Adverse Events and Hospital Infections
For a number of years the Legislature has been concerned about healthcare quality issues. Three bills from this year's legislative session address adverse events and hospital infections:
- HB 592, which relates to "adverse events" in hospitals and ambulatory surgical centers. The bill requires hospitals and ambulatory surgical centers to report adverse healthcare events to the commissioner of HHS. The commissioner must publish an annual report (1) describing, by facility, adverse events reported; (2) outlining, in aggregate, corrective action plans and the findings of root cause analyses; and (3) and making recommendations for legislation relative to state healthcare operations.
- HB 40, which requires hospitals to submit regular reports regarding hospital-acquired infections, and provides for sanctions for failure to report.
- HB 433, which relates to funding the law requiring reporting of hospital infections. The bill directs HHS to assess a fee on hospitals based upon a percentage of the inpatient census—the average number of inpatients per year at each hospital.
Status of Bills
HB 234 (establishing a committee to study the CON process) was signed into law by Governor John Lynch on June 9, 2009. The other bills discussed are expected to be signed by Governor Lynch.
*AHLA wishes to thank Barbara Greenwood, Esquire (Rath Young & Pignatelli PC, Concord, NH) for providing this email alert.
For summaries of other state healthcare initiatives, please visit the Healthcare Reform Educational Task Force's website and click on Email Alerts in the left-hand navigation menu.
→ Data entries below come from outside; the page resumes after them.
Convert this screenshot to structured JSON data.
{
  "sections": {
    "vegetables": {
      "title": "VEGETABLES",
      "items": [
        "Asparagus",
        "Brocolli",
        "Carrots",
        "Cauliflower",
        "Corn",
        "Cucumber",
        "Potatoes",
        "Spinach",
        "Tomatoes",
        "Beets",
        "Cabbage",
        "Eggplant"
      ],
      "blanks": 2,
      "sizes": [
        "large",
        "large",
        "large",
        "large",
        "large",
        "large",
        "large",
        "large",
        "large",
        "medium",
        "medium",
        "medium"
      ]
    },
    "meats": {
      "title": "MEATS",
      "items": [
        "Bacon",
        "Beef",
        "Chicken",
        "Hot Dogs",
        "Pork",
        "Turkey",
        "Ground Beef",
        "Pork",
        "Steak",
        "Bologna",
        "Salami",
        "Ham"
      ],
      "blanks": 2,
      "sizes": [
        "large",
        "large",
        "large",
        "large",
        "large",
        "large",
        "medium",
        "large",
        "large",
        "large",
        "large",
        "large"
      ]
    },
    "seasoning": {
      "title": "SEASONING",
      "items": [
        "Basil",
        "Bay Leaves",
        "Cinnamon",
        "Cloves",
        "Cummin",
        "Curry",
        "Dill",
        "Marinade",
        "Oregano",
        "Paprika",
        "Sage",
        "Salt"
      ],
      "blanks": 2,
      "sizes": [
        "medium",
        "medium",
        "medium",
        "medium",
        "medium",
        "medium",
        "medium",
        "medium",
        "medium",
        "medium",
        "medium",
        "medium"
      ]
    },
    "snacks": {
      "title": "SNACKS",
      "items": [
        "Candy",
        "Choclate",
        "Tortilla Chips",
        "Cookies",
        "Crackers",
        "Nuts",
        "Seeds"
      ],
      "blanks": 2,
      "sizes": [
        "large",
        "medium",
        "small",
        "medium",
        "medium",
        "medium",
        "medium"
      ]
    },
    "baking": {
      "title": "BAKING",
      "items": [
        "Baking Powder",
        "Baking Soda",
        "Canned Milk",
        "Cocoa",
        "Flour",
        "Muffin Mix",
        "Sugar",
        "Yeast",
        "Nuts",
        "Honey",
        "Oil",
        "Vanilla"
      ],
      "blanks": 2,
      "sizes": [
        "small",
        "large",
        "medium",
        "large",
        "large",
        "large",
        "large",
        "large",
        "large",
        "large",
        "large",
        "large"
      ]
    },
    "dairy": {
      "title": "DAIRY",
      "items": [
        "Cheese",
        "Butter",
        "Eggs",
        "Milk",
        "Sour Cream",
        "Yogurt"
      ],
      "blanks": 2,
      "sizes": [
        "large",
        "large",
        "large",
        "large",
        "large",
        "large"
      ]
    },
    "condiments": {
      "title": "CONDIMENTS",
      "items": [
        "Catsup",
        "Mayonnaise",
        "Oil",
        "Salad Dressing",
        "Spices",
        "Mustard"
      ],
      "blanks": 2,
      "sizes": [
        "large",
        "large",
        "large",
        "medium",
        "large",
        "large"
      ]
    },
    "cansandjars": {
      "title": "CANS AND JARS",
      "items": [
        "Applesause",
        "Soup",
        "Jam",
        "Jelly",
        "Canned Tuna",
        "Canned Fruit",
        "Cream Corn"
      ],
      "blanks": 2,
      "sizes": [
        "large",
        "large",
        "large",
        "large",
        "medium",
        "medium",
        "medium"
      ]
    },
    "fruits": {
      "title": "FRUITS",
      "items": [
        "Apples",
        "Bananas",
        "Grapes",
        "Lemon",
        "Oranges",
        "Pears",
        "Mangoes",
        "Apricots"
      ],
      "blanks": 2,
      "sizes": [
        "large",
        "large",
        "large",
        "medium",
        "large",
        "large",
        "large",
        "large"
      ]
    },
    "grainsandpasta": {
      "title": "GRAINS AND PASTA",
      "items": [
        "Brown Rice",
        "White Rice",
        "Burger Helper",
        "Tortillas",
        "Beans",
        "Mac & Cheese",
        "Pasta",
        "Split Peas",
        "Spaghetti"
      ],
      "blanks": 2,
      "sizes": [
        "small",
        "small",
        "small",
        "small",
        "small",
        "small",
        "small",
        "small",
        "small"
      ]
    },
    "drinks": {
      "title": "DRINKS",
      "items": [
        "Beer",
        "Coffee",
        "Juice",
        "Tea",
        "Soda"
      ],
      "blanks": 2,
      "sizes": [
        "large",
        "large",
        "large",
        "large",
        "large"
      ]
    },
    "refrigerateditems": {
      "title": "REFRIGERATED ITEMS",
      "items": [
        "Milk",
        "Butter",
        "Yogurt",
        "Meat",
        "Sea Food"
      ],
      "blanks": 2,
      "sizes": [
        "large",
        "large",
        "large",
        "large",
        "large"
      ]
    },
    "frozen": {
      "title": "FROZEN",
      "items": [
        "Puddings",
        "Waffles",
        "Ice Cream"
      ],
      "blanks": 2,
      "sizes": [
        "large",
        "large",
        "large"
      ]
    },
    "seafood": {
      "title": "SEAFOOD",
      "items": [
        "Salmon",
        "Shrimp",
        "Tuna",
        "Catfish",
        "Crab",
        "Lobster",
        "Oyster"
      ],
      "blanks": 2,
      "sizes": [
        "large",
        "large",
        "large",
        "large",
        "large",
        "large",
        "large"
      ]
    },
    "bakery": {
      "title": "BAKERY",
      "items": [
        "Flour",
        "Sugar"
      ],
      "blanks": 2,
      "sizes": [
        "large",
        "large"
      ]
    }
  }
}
The Healthcare Reform Educational Task Force is a joint endeavor of the Healthcare Liability and Litigation; Hospitals and Health Systems; In-House Counsel; Payors, Plans, and Managed Care; Physician Organizations; Regulation, Accreditation, and Payment; and Teaching Hospitals and Academic Medical Centers Practice Groups.